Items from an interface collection
★ ★ ★ ★ ★ ★ ★
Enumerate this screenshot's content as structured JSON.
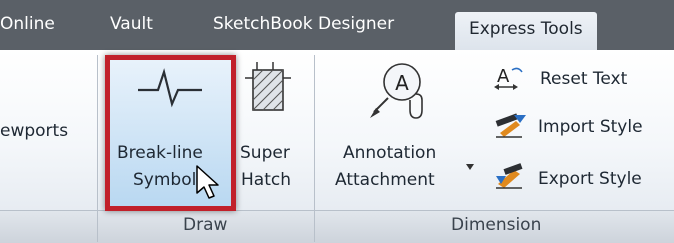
{
  "tabs": [
    {
      "label": "Online",
      "active": false
    },
    {
      "label": "Vault",
      "active": false
    },
    {
      "label": "SketchBook Designer",
      "active": false
    },
    {
      "label": "Express Tools",
      "active": true
    }
  ],
  "viewports": {
    "label": "ewports"
  },
  "breakline": {
    "line1": "Break-line",
    "line2": "Symbol"
  },
  "superhatch": {
    "line1": "Super",
    "line2": "Hatch"
  },
  "annotation": {
    "line1": "Annotation",
    "line2": "Attachment"
  },
  "tools": {
    "reset_text": "Reset Text",
    "import_style": "Import Style",
    "export_style": "Export Style"
  },
  "panels": {
    "draw": "Draw",
    "dimension": "Dimension"
  },
  "colors": {
    "highlight_border": "#c1202a",
    "tab_bar": "#5a6067",
    "hover_fill": "#b9d8f1"
  }
}
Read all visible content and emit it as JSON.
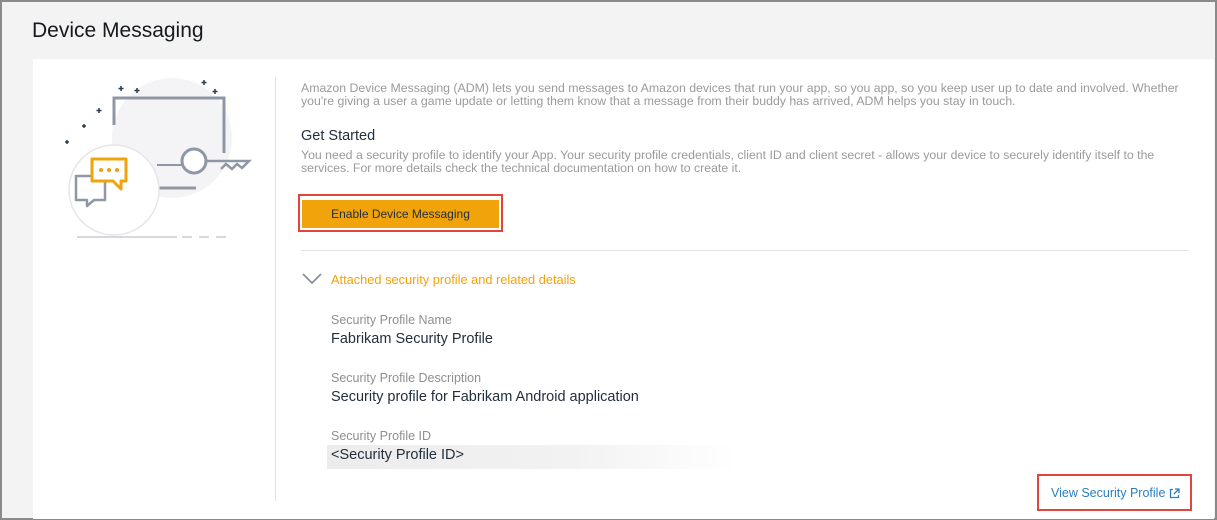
{
  "page": {
    "title": "Device Messaging"
  },
  "intro_text": "Amazon Device Messaging (ADM) lets you send messages to Amazon devices that run your app, so you app, so you keep user up to date and involved. Whether you're giving a user a game update or letting them know that a message from their buddy has arrived, ADM helps you stay in touch.",
  "get_started": {
    "title": "Get Started",
    "text": "You need a security profile to identify your App. Your security profile credentials, client ID and client secret - allows your device to securely identify itself to the services. For more details check the technical documentation on how to create it.",
    "button_label": "Enable Device Messaging"
  },
  "accordion": {
    "label": "Attached security profile and related details"
  },
  "fields": {
    "name_label": "Security Profile Name",
    "name_value": "Fabrikam Security Profile",
    "desc_label": "Security Profile Description",
    "desc_value": "Security profile for Fabrikam Android application",
    "id_label": "Security Profile ID",
    "id_value": "<Security Profile ID>"
  },
  "link": {
    "label": "View Security Profile"
  },
  "colors": {
    "accent": "#f0a30a",
    "link": "#2a7fc1",
    "highlight": "#e0463a"
  },
  "icons": [
    "illustration-chat-key",
    "chevron-down-icon",
    "external-link-icon"
  ]
}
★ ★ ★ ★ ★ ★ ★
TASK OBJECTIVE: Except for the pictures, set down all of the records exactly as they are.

TASK ANSWER:
Enumerate this screenshot's content as structured JSON.
{
  "tabs": [
    {
      "label": "Online",
      "active": false
    },
    {
      "label": "Vault",
      "active": false
    },
    {
      "label": "SketchBook Designer",
      "active": false
    },
    {
      "label": "Express Tools",
      "active": true
    }
  ],
  "viewports": {
    "label": "ewports"
  },
  "breakline": {
    "line1": "Break-line",
    "line2": "Symbol"
  },
  "superhatch": {
    "line1": "Super",
    "line2": "Hatch"
  },
  "annotation": {
    "line1": "Annotation",
    "line2": "Attachment"
  },
  "tools": {
    "reset_text": "Reset Text",
    "import_style": "Import Style",
    "export_style": "Export Style"
  },
  "panels": {
    "draw": "Draw",
    "dimension": "Dimension"
  },
  "colors": {
    "highlight_border": "#c1202a",
    "tab_bar": "#5a6067",
    "hover_fill": "#b9d8f1"
  }
}
Read all visible content and emit it as JSON.
{
  "page": {
    "title": "Device Messaging"
  },
  "intro_text": "Amazon Device Messaging (ADM) lets you send messages to Amazon devices that run your app, so you app, so you keep user up to date and involved. Whether you're giving a user a game update or letting them know that a message from their buddy has arrived, ADM helps you stay in touch.",
  "get_started": {
    "title": "Get Started",
    "text": "You need a security profile to identify your App. Your security profile credentials, client ID and client secret - allows your device to securely identify itself to the services. For more details check the technical documentation on how to create it.",
    "button_label": "Enable Device Messaging"
  },
  "accordion": {
    "label": "Attached security profile and related details"
  },
  "fields": {
    "name_label": "Security Profile Name",
    "name_value": "Fabrikam Security Profile",
    "desc_label": "Security Profile Description",
    "desc_value": "Security profile for Fabrikam Android application",
    "id_label": "Security Profile ID",
    "id_value": "<Security Profile ID>"
  },
  "link": {
    "label": "View Security Profile"
  },
  "colors": {
    "accent": "#f0a30a",
    "link": "#2a7fc1",
    "highlight": "#e0463a"
  },
  "icons": [
    "illustration-chat-key",
    "chevron-down-icon",
    "external-link-icon"
  ]
}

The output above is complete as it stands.